Photos shock MP unit's families

support remains

May 04, 2004|by DAVID DISHNEAU

The rumors started in January, two months after the 372nd Military Police Company was put in charge of Abu Ghraib prison near Baghdad.

The unit, a source of pride for the Western Maryland city of Cumberland, had been showered with love demonstrated in rallies on the downtown pedestrian mall and in the posting of reservists' photographs at Wal-Mart and inside a local courthouse.

Family members, who feared an erosion of support for the company, kept mum - even after the news started trickling in from their loved ones overseas.

"I had gotten a telephone call from my son stating that there was something going down," said Aleta Fogle of Cresaptown. Her son, Spc. Robert Weaver, assured her he wasn't involved, she said.


As weeks went by, the talk grew shocking. But the families said nothing until last week, when CBS broadcast evidence of prisoner abuse on "60 Minutes II."

The photographs showed members of the 372nd grinning, clowning and giving thumbs-up signs beside naked, hooded prisoners. Some were stacked in heaps. Others were in sexual positions. One picture showed a prisoner apparently attached to wires, standing atop a box; viewers were told he had been led to believe he would get an electrical shock if he stepped off.

"We're a tight community. Probably everybody in this area knows somebody who's from the 372nd or their family," said Becky McClarran-Mizak, mother of Spc. Daniel Mizak.

Six members of the unit have been criminally charged and face possible courts-martial. Seven other soldiers - all officers and noncommissioned officers - have been reprimanded.

The photos sickened even the most positive-minded family members.

"I was appalled by the pictures," said McClarran-Mizak.

She said her 21-year-old son had worked as a prisoner escort, but not a guard, before suffering a concussion and eye injury in a roadside bombing in November. Home now and on inactive status, he is not among those charged. He was unavailable Monday for an interview.

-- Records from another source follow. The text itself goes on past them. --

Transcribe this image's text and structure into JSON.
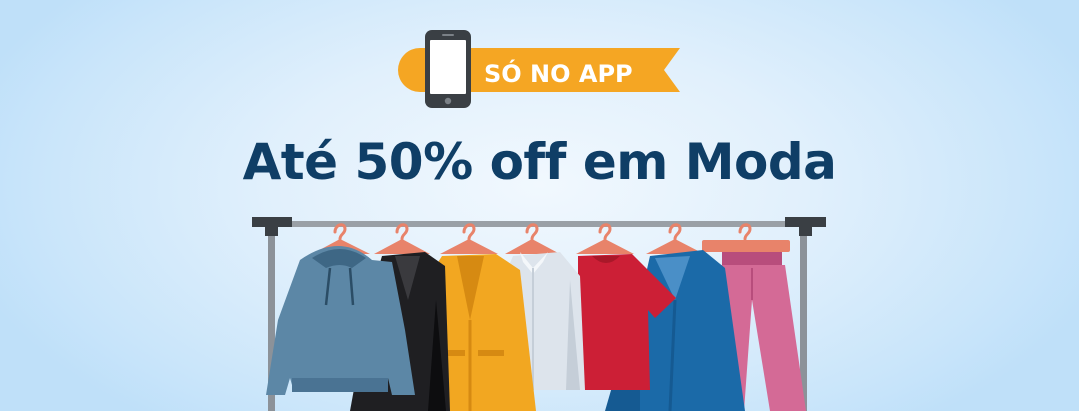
{
  "badge": {
    "label": "SÓ NO APP",
    "icon": "smartphone-icon",
    "color": "#f5a623"
  },
  "headline": {
    "text": "Até 50% off em Moda",
    "color": "#0f3e66"
  },
  "illustration": {
    "name": "clothing-rack",
    "garments": [
      "gray-blue-hoodie",
      "black-blazer",
      "yellow-blazer",
      "white-shirt",
      "red-tshirt",
      "blue-coat",
      "pink-trousers"
    ]
  }
}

Families of some of those charged say their loved ones were following orders and have been treated unfairly by the Army. Staff Sgt. Ivan L. "Chip" Frederick II "never did do anything to hurt anyone," said his wife, Martha, of Buckingham, Va.

Daniel Sivits of Hyndman, Pa., said his son, Spc. Jeremy C. Sivits, 24, who faces a possible court-martial, wasn't prepared for prison-guard duty. "Jeremy is not a trained MP. He is a trained wheeled-vehicle mechanic," he said.

Also among those criminally charged was Spc. Sabrina D. Harman. Her mother, Robin M. Harman of Lorton, Va., said her daughter was in the process of having an Article 32 hearing in the case. That's the military equivalent of a civilian grand jury probe. Calls by The Associated Press to her civilian attorney, Frank Spinner, on Sunday and Monday were not returned.

Capt. Donald J. Reese of New Stanton, Pa., faced administrative charges, according to his wife, Sue. She didn't know if he was among the officers whom the Army formally reprimanded Monday.

Spc. Rodney Bird, 24, of Oakland, Md., worked at the prison but is not charged. His wife, Jennifer, 23, said the actions of a few have disgraced the unit.

"I think it's awful that they're over there supposed to be doing their jobs and they're treating those people like that. I think it's very bad," she said.

But McClarran-Mizak said the 372nd deserves the community's continued support.

"War is ugly and, as my son said, you didn't hear the name-calling that the female soldiers got from the Iraqi prisoners. We don't see that side of it.

"Do I think anybody should be humiliated? No, I don't. I wish it would have never happened," she said.

"But there were 164 soldiers sent over there and there were not 164 soldiers involved in that incident."

The Herald-Mail Articles